Have you been charged with impaired driving in Canada? Calvin Barry Law can help! Calvin Barry is a Toronto Criminal Lawyer with almost 2 decades of experience helping those with driving offences. Contact Calvin Barry today!

Tuesday, May 1, 2018

Canada To Increase Fines for DUI Over .12

The Canadian government is going to increase fines for criminal DUIs and making a move to codify aggravating factors that are usually left for a judge to decide on.

Fines to Change

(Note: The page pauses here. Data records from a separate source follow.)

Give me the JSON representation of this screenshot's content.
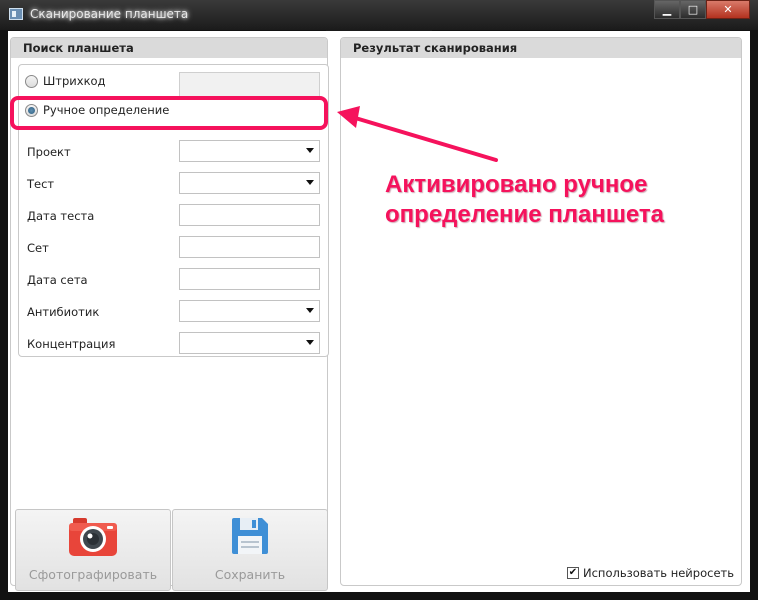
{
  "window": {
    "title": "Сканирование планшета",
    "minimize_glyph": "▁",
    "maximize_glyph": "□",
    "close_glyph": "✕"
  },
  "left_panel": {
    "title": "Поиск планшета",
    "barcode_label": "Штрихкод",
    "manual_label": "Ручное определение",
    "manual_selected": true,
    "fields": [
      {
        "label": "Проект",
        "type": "select",
        "value": ""
      },
      {
        "label": "Тест",
        "type": "select",
        "value": ""
      },
      {
        "label": "Дата теста",
        "type": "text",
        "value": ""
      },
      {
        "label": "Сет",
        "type": "text",
        "value": ""
      },
      {
        "label": "Дата сета",
        "type": "text",
        "value": ""
      },
      {
        "label": "Антибиотик",
        "type": "select",
        "value": ""
      },
      {
        "label": "Концентрация",
        "type": "select",
        "value": ""
      }
    ],
    "photo_button": {
      "label": "Сфотографировать",
      "icon": "camera-icon"
    },
    "save_button": {
      "label": "Сохранить",
      "icon": "floppy-disk-icon"
    }
  },
  "right_panel": {
    "title": "Результат сканирования",
    "neural_checkbox_label": "Использовать нейросеть",
    "neural_checked": true
  },
  "annotation": {
    "line1": "Активировано ручное",
    "line2": "определение планшета",
    "color": "#f5125c"
  }
}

The omnibus Bill C-46 brought on the changes related to drinking-driving offences, even changing the designations for DUI now having DUI over 0.12 and DUI over 0.16.
Different punishments will be meted for different blood-alcohol concentration in the new proposed law. If it pushes through, a person with a blood-alcohol concentration (BAC) of 0.12 will face a minimum fine of $1,500 and a person with a BAC of 0.16 will face a $2,000 fine. The fine to be paid is on top of facing a criminal conviction, needing to attend remedial programs, and having a 1-year driving prohibition.
The new fines are a bit hefty compared to what judges usually order particularly for first time offenders. However, to be fair, a lot of impaired driving cases do involve people driving around with a BAC 0.12. The fact that the difference between a 0.11 and a 0.12 can be chucked to a breathalyzer error or some other factor has been considered but wasn’t given much weight.

Judges No Longer Have a Say on Aggravating Factors

Getting fined $2,000 because you resisted arrest, have a BAC of 0.25, and tried to flee an accident site is fair but under the new law, a person simply driving with a BAC 0.16 will be fined the same. This may raise your eyebrows and you won’t be alone in thinking something isn’t adding up. However, the new law will have to be observed and implemented whether people agree with it or not.
It is clear that bill C-46 aims to create a mandatory list of minimum fines for different BAC of those caught committing a DUI. This change means that further evaluation of the case and circumstances will no longer have a bearing on the fine. It is now only a matter of months before the bill becomes an actual law.

New Punishments for DUI Offences

Minimum punishment will be comprised of paying a fine of $1,000 for first offence, an additional of 30 days imprisonment for second offence,, and imprisonment of 120 days for the third offence and above. Imprisonment of no more than 10 years will be meted if the offence is prosecuted by indictment. For offence that is punishable on summary conviction, punishment will be an imprisonment of not more than 2 years minus a day. Paying a fine of $1,500 for a BAC of 0.12 and paying $2,000 for a BAC of 0.16 goes on top of previously mentioned punishments
Do you need assistance from a DUI Lawyer in Toronto? Contact Calvin Barry Law for help! Calvin Barry specializes in Criminal Law and has handled an impressive number of DUI cases. Make sure that you’ll tackle your DUI charge as smartly as possible by talking to us as soon as possible. Call Calvin Barry today!